For the state, county and local officials gathered at the 32nd annual elected officials luncheon, Nov. 26 at Fireside Pub & Steakhouse in Manchester, the topics discussed had a familiar ring to them.
Child care tax credits, mental health support for children and workforce development drew support from many in attendance.
Maquoketa Valley School Board President Donna Kunde said mental health support for schools was the number one request at the recent Iowa School Board Association Convention.
“It was the overwhelming priority among school boards,” she told the crowd. “Like many schools, we are struggling with staff to deal with that issue.”
During the last session, state legislators approved a mental health care system but provided little money for its implementation.
State Representative Lee Hein said he expects the legislature to provide funding this session for the system. “It’s certainly something I hear from school districts,” he said. “I know we are looking at a way to fund it this year.”
Following the luncheon, Kunde explained, calling mental health a “multi-faceted issue” in rural districts like Maquoketa Valley.
“Rural districts don’t have access to immediate mental health services like many of our urban access centers do,” she said. “We do have 11 professional mental health psychiatrists in this area, but nine of them will retire in the next five years. We don’t have the personnel to fill those positions.”
She called for rural districts to have access to those with specific mental health training. “Our teachers have been through training with the AEA (Area Education Agency), but our teachers are not mental health experts. We can’t expect them to be. Whether it’s social workers, psychologists or psychiatrists, we need to have those people available.”
She said that while the AEA can provide some of that help, it’s not always best for students or their families. “We have to send kids out to receive that help. We need to have people on staff, in school, so that when a need arises, we aren’t just dealing with the child, but also the family. Often, the family issue is even a bigger issue that we aren’t addressing.”
She said since the legislature didn’t fund the system last year, the responsibility now falls on the district. “Maquoketa Valley, as well as our neighboring schools, have added staff, but that funding comes from our general fund. It means taking from someplace else to support having someone with that training to be in our classroom.”

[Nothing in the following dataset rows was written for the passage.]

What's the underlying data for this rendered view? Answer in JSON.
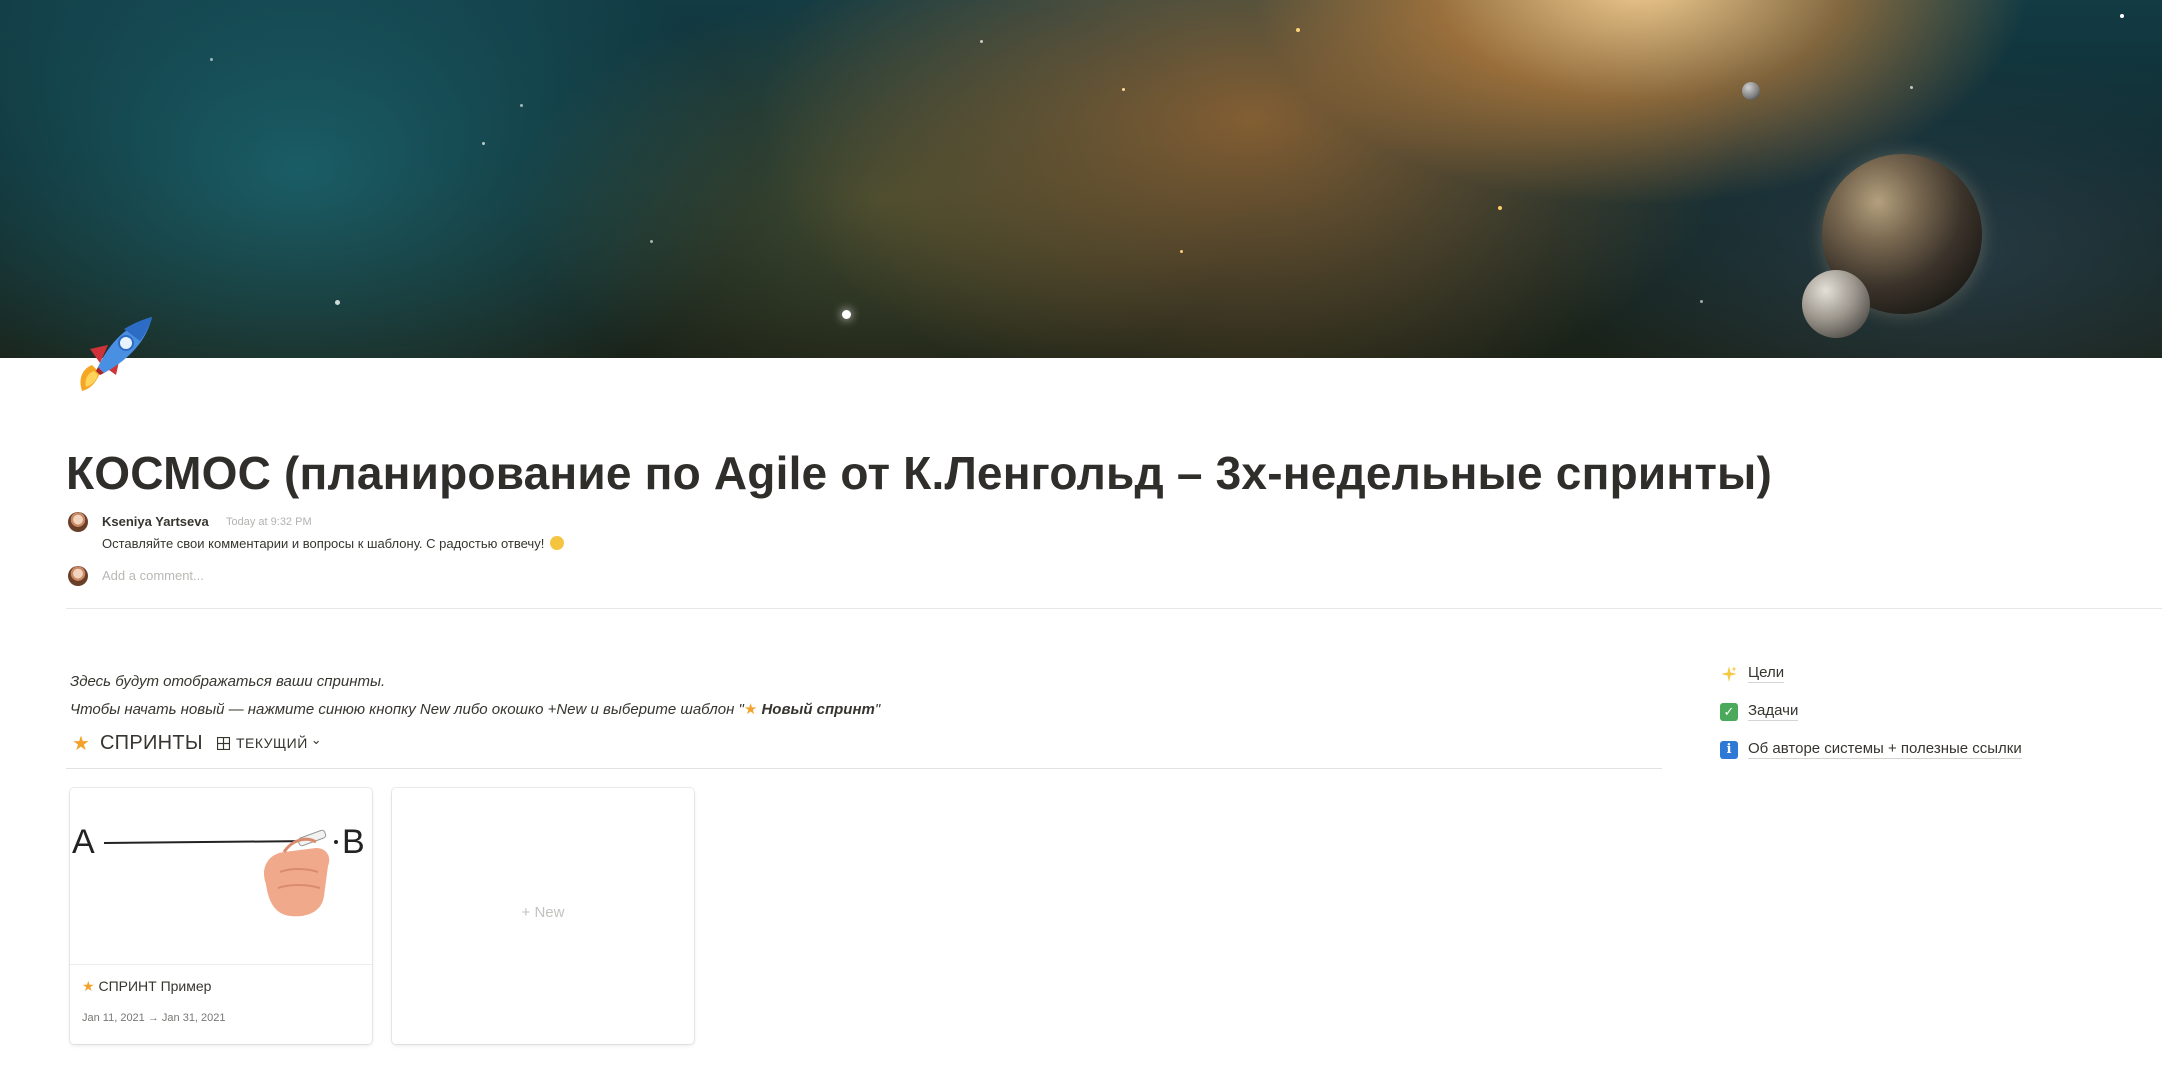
{
  "page": {
    "title": "КОСМОС (планирование по Agile от К.Ленгольд – 3х-недельные спринты)",
    "icon": "rocket-icon"
  },
  "comment": {
    "author": "Kseniya Yartseva",
    "time": "Today at 9:32 PM",
    "text": "Оставляйте свои комментарии и вопросы к шаблону. С радостью отвечу!",
    "emoji": "smiling-face-icon"
  },
  "add_comment": {
    "placeholder": "Add a comment..."
  },
  "intro": {
    "line1": "Здесь будут отображаться ваши спринты.",
    "line2_prefix": "Чтобы начать новый — нажмите синюю кнопку New либо окошко +New и выберите шаблон \"",
    "line2_star": "★",
    "line2_bold": " Новый спринт",
    "line2_suffix": "\""
  },
  "database": {
    "star": "★",
    "title": "СПРИНТЫ",
    "view_label": "ТЕКУЩИЙ",
    "view_chevron": "⌄"
  },
  "cards": [
    {
      "star": "★",
      "name": "СПРИНТ Пример",
      "dates": "Jan 11, 2021 → Jan 31, 2021",
      "cover_label_a": "A",
      "cover_label_b": "B"
    }
  ],
  "new_card": {
    "label": "+ New"
  },
  "links": [
    {
      "icon": "sparkles-icon",
      "label": "Цели",
      "icon_color": "#f7c843"
    },
    {
      "icon": "check-box-icon",
      "label": "Задачи",
      "icon_color": "#4aa95a",
      "glyph": "✓"
    },
    {
      "icon": "info-icon",
      "label": "Об авторе системы + полезные ссылки",
      "icon_color": "#2f79d6",
      "glyph": "i"
    }
  ],
  "colors": {
    "accent_star": "#f3a32b",
    "text": "#37352f"
  }
}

Hein said he expects to see the Iowa House address workforce development and increasing child care credits.
“Workforce is huge,” he said. “Businesses and industries support the idea. I don’t know of any business or industry that isn’t looking for good employees who are skilled and can do the job for them. I think that will be an issue for a long time going forward, having those types of programs and being able to fund them.”
He said child care is “a constant problem for folks.” He said the issue was discussed near the end of last year’s session. “I think it will come up again. Perhaps we could increase the rate so if a family’s income is a little higher, they could still get some tax credit for child care.”
He also shared his concern with funding for rural EMS services. “It’s a top priority of mine to try to get more funding. It costs just as much to staff an ambulance here in Manchester as it does in Cedar Rapids. But the one in Cedar Rapids makes more trips and has more revenue. They are self-sustaining, while many in rural Iowa run at a deficit. We need to figure out a way to get health care emergency care to rural Iowa.”